When impeachment proceedings were started against Richard Nixon by the House Judiciary Committee in February 1974, there weren’t enough votes in the Senate to convict him. It took several months of Special Prosecutor Leon Jaworski fighting with the White House and a Supreme Court decision to get the White House to turn over tapes that implicated Nixon in the Watergate cover-up.

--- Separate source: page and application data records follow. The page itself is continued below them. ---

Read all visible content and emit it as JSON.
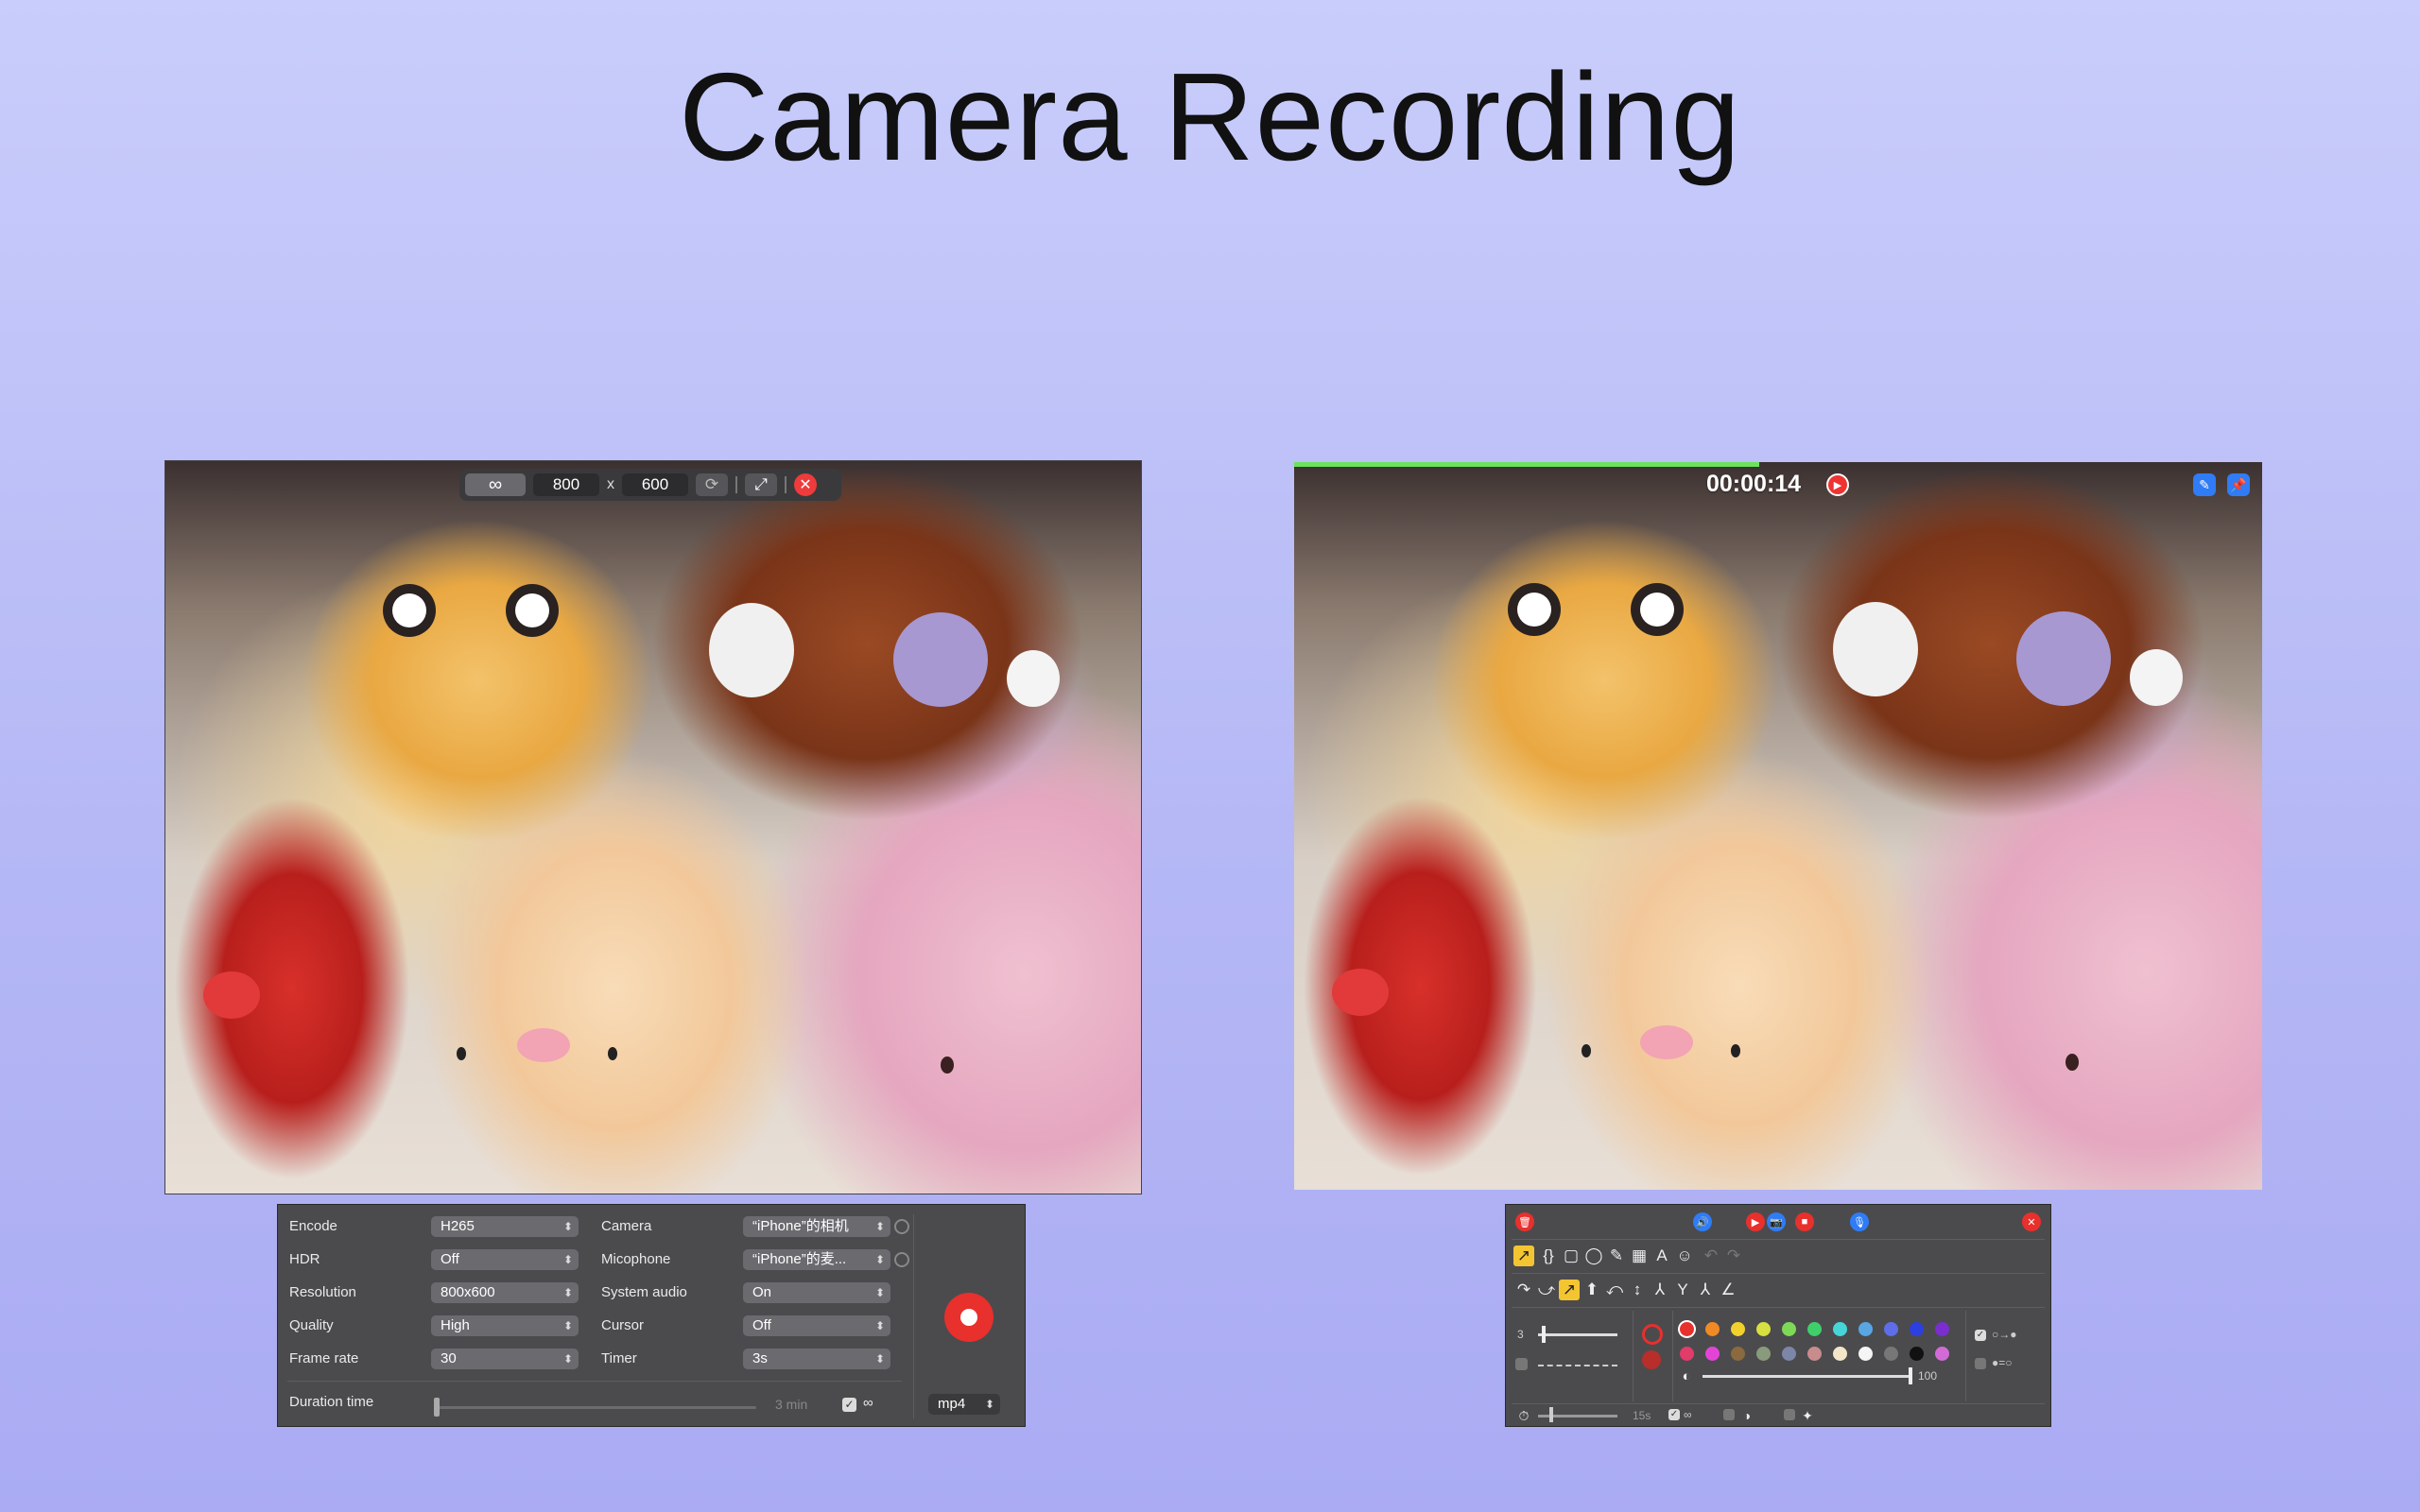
{
  "title": "Camera Recording",
  "left_toolbar": {
    "infinity": "∞",
    "width": "800",
    "x": "x",
    "height": "600",
    "close": "✕"
  },
  "recording": {
    "elapsed": "00:00:14",
    "progress": 0.48
  },
  "settings": {
    "encode_label": "Encode",
    "encode_value": "H265",
    "hdr_label": "HDR",
    "hdr_value": "Off",
    "resolution_label": "Resolution",
    "resolution_value": "800x600",
    "quality_label": "Quality",
    "quality_value": "High",
    "framerate_label": "Frame rate",
    "framerate_value": "30",
    "camera_label": "Camera",
    "camera_value": "“iPhone”的相机",
    "mic_label": "Micophone",
    "mic_value": "“iPhone”的麦...",
    "sysaudio_label": "System audio",
    "sysaudio_value": "On",
    "cursor_label": "Cursor",
    "cursor_value": "Off",
    "timer_label": "Timer",
    "timer_value": "3s",
    "duration_label": "Duration time",
    "duration_max": "3 min",
    "infinity": "∞",
    "format": "mp4"
  },
  "annotation": {
    "stroke_width": "3",
    "opacity": "100",
    "delay": "15s",
    "infinity": "∞",
    "colors_row1": [
      "#e8302c",
      "#f08a24",
      "#f3d12c",
      "#d7e040",
      "#7ed957",
      "#3fcf6a",
      "#47d6d8",
      "#58a7e3",
      "#5f6ee8",
      "#2c3fe0",
      "#7a2ed0"
    ],
    "colors_row2": [
      "#e23c6a",
      "#e444d6",
      "#8a6a3e",
      "#8a9a7c",
      "#7c86a8",
      "#c88c8c",
      "#f3e6c8",
      "#f5f5f5",
      "#777777",
      "#111111",
      "#d26bd6"
    ]
  }
}
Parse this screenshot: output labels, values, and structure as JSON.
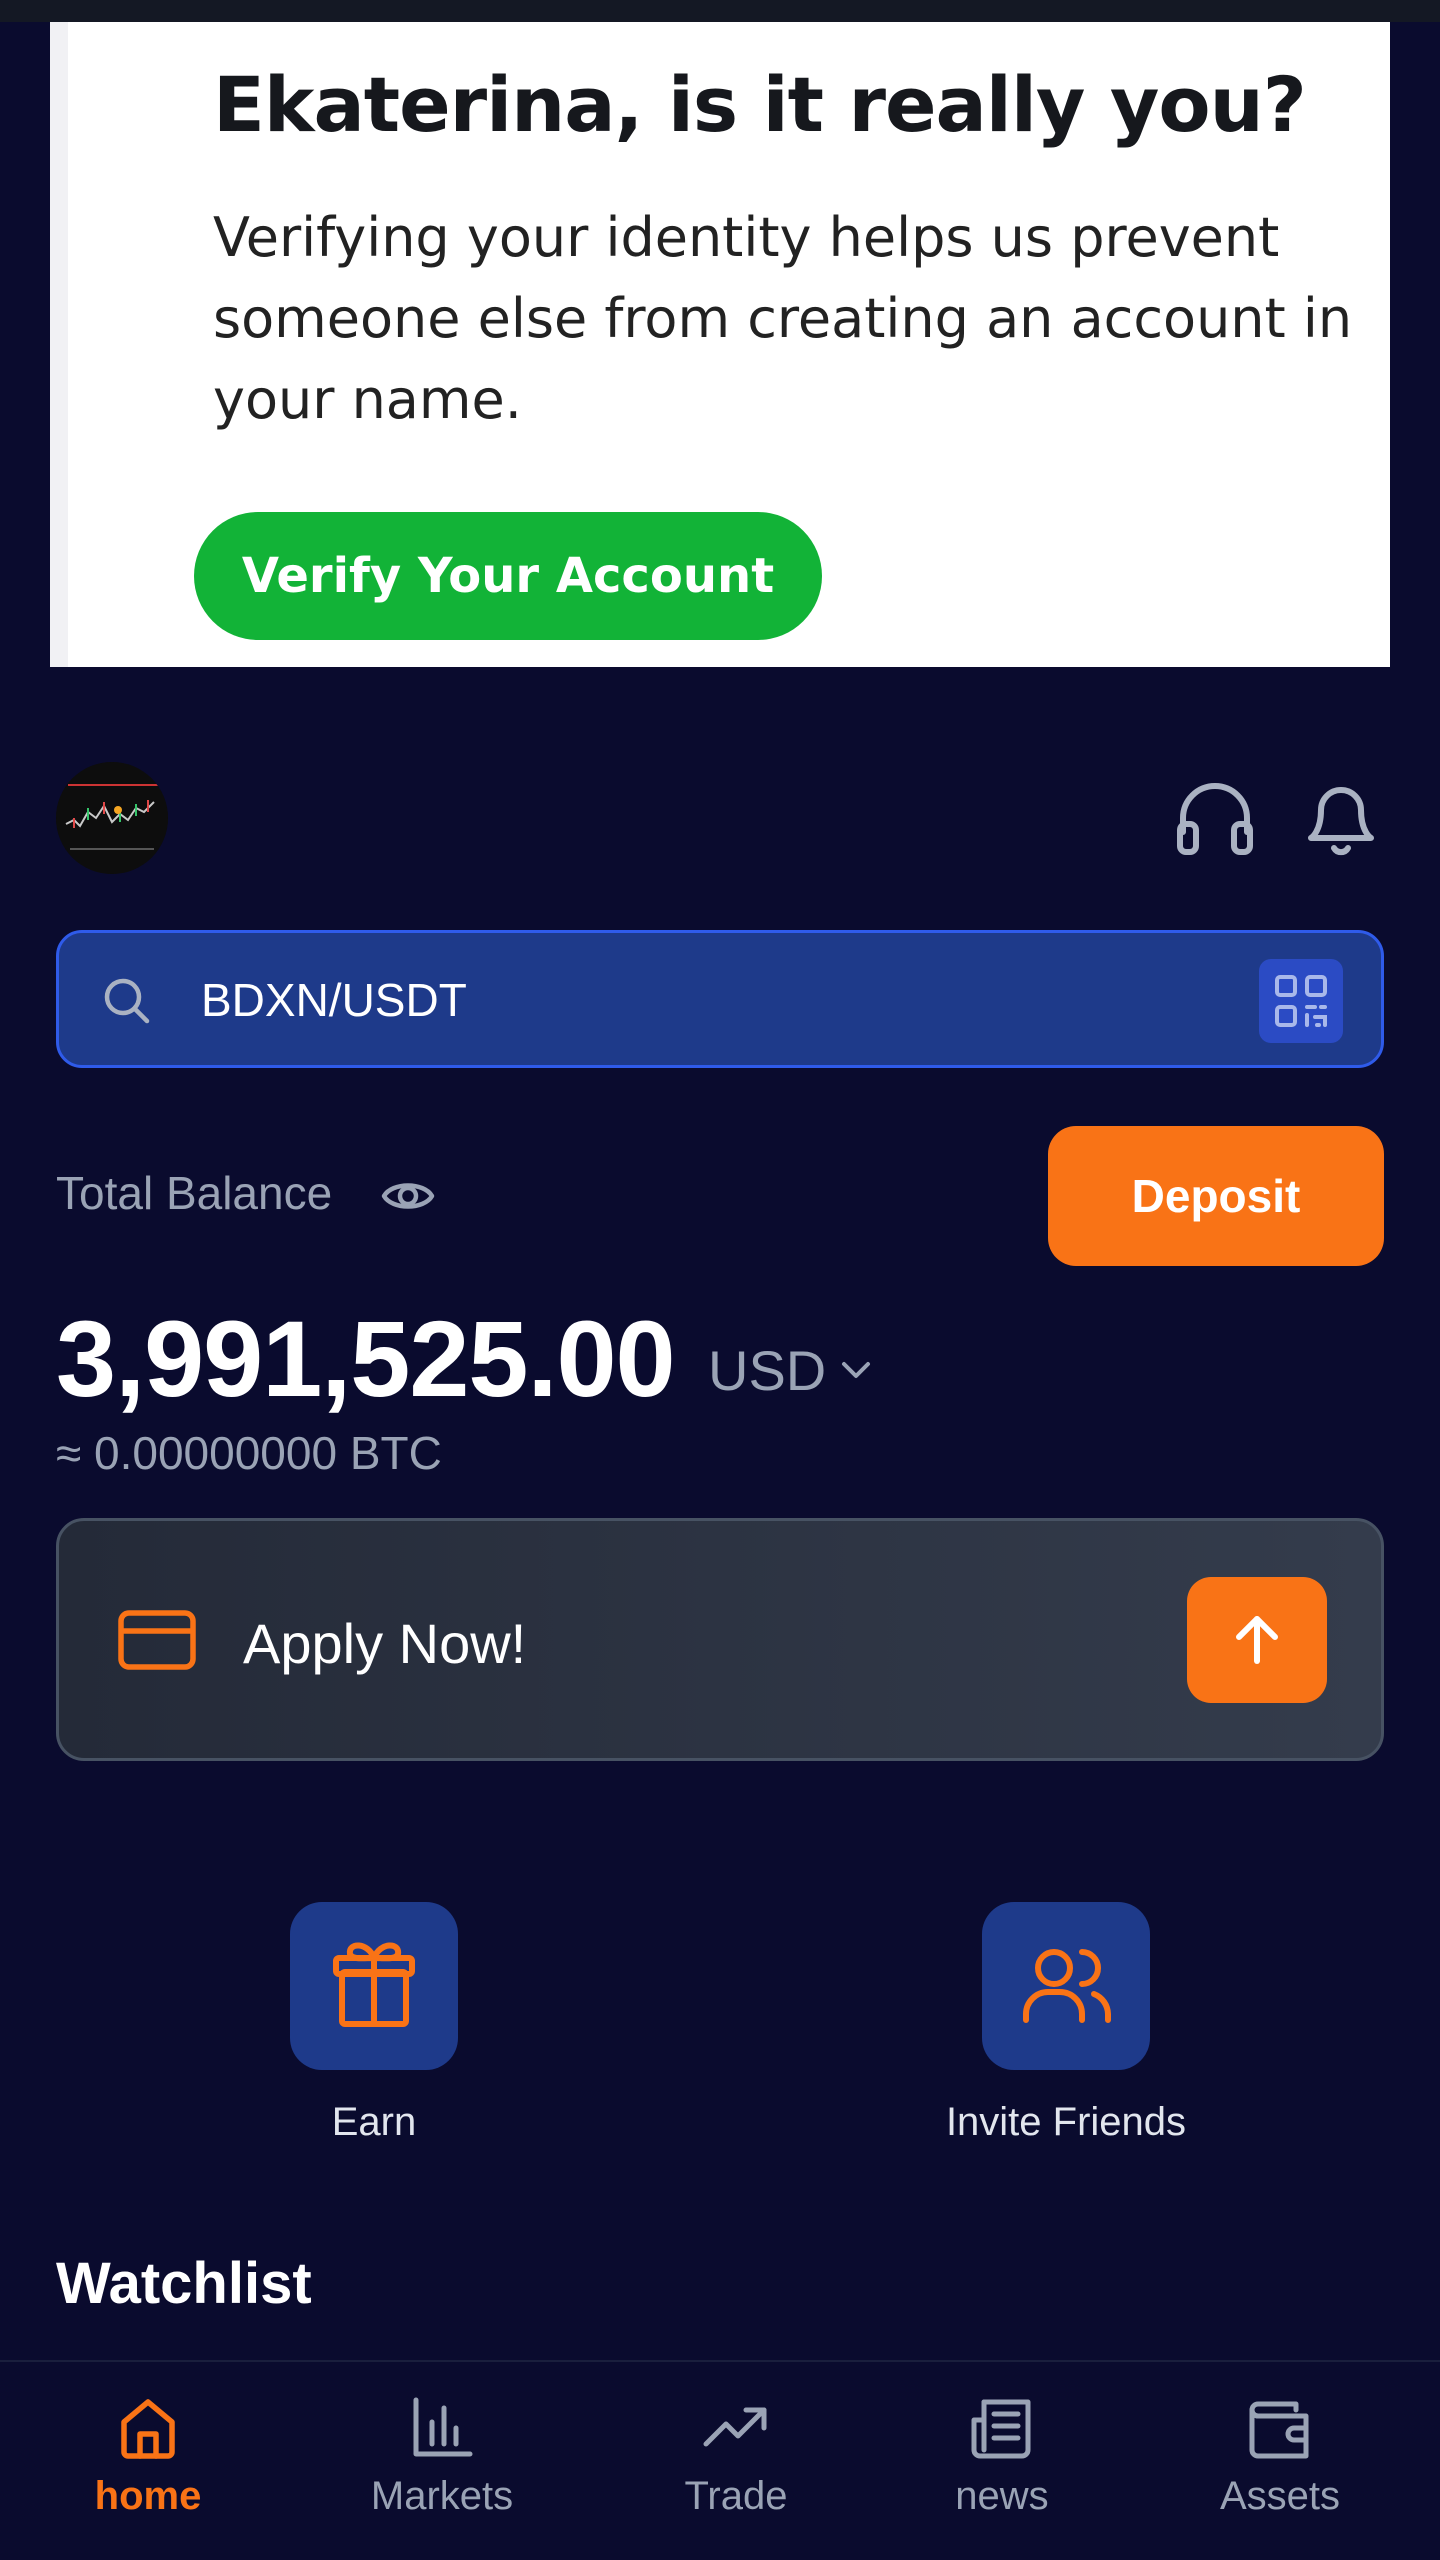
{
  "ad_banner": {
    "title": "Ekaterina, is it really you?",
    "body": "Verifying your identity helps us prevent someone else from creating an account in your name.",
    "button_label": "Verify Your Account",
    "button_color": "#12b337"
  },
  "header": {
    "avatar_icon": "chart-avatar",
    "support_icon": "headphones-icon",
    "notifications_icon": "bell-icon"
  },
  "search": {
    "value": "BDXN/USDT",
    "search_icon": "search-icon",
    "scan_icon": "qr-code-icon"
  },
  "balance": {
    "label": "Total Balance",
    "visibility_icon": "eye-icon",
    "deposit_label": "Deposit",
    "amount": "3,991,525.00",
    "currency": "USD",
    "btc_equivalent": "≈ 0.00000000 BTC"
  },
  "apply_card": {
    "icon": "credit-card-icon",
    "label": "Apply Now!",
    "action_icon": "arrow-up-icon"
  },
  "shortcuts": [
    {
      "label": "Earn",
      "icon": "gift-icon"
    },
    {
      "label": "Invite Friends",
      "icon": "users-icon"
    }
  ],
  "watchlist": {
    "title": "Watchlist"
  },
  "bottom_nav": {
    "items": [
      {
        "label": "home",
        "icon": "home-icon",
        "active": true
      },
      {
        "label": "Markets",
        "icon": "bar-chart-icon",
        "active": false
      },
      {
        "label": "Trade",
        "icon": "trending-up-icon",
        "active": false
      },
      {
        "label": "news",
        "icon": "newspaper-icon",
        "active": false
      },
      {
        "label": "Assets",
        "icon": "wallet-icon",
        "active": false
      }
    ]
  },
  "colors": {
    "background": "#0a0b2e",
    "accent": "#f97316",
    "tile": "#1e3a8a",
    "muted_text": "#9aa3b5"
  }
}
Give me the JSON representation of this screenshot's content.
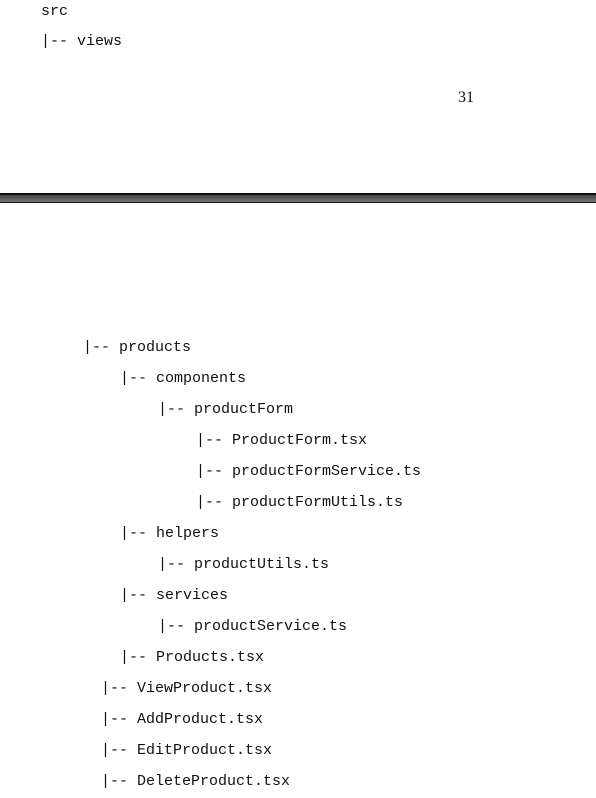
{
  "top_tree": [
    "src",
    "|-- views"
  ],
  "page_number": "31",
  "tree": [
    "|-- products",
    "|-- components",
    "|-- productForm",
    "|-- ProductForm.tsx",
    "|-- productFormService.ts",
    "|-- productFormUtils.ts",
    "|-- helpers",
    "|-- productUtils.ts",
    "|-- services",
    "|-- productService.ts",
    "|-- Products.tsx",
    "|-- ViewProduct.tsx",
    "|-- AddProduct.tsx",
    "|-- EditProduct.tsx",
    "|-- DeleteProduct.tsx"
  ]
}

What many members of the House would really like, of course, is for Nixon to resign, taking the House off the hook. That, too, is true on both sides of the aisle, though no House Republican has thus far dared publicly voice the feeling. (On the Senate side, the only Republican to call for resignation so far has been Massachusetts’ Edward Brooke.) Democrat [Representative] Frank Thompson Jr. of New Jersey puts it bluntly: “Most guys hope and pray for a resignation. I can think of 25 Republicans I know who will have to vote for impeachment to save their skins.”

There was concern then about referring the case to the Senate too early, but the decision was made to begin an investigation of grounds for impeachment:

Fully aware that the resolution would carry by a large margin, Republican House leaders made no effort to challenge it. They discouraged amendments because they knew that such attempts, too, would fail and the votes might be interpreted as a test of actual impeachment sentiment-to Nixon’s disadvantage. Thus G.O.P. attempts to set an April 30 cutoff date for the inquiry were opposed by such Republicans as Minority Leader John Rhodes. Also arguing against an arbitrary cutoff, Judiciary Committee Democrat William Hungate of Missouri said wryly: “We must not find ourselves in the position of the sky diver whose chute failed to open and he found he had jumped to a conclusion.”

Summing up the predominant mood of the House, Rodino solemnly and eloquently declared: “Whatever the result, whatever we learn or conclude, let us now proceed, with such care and decency and thoroughness and honor that the vast majority of the American people, and their children after them, will say: That was the right course. There was no other way.”

The ball doesn’t start rolling by itself.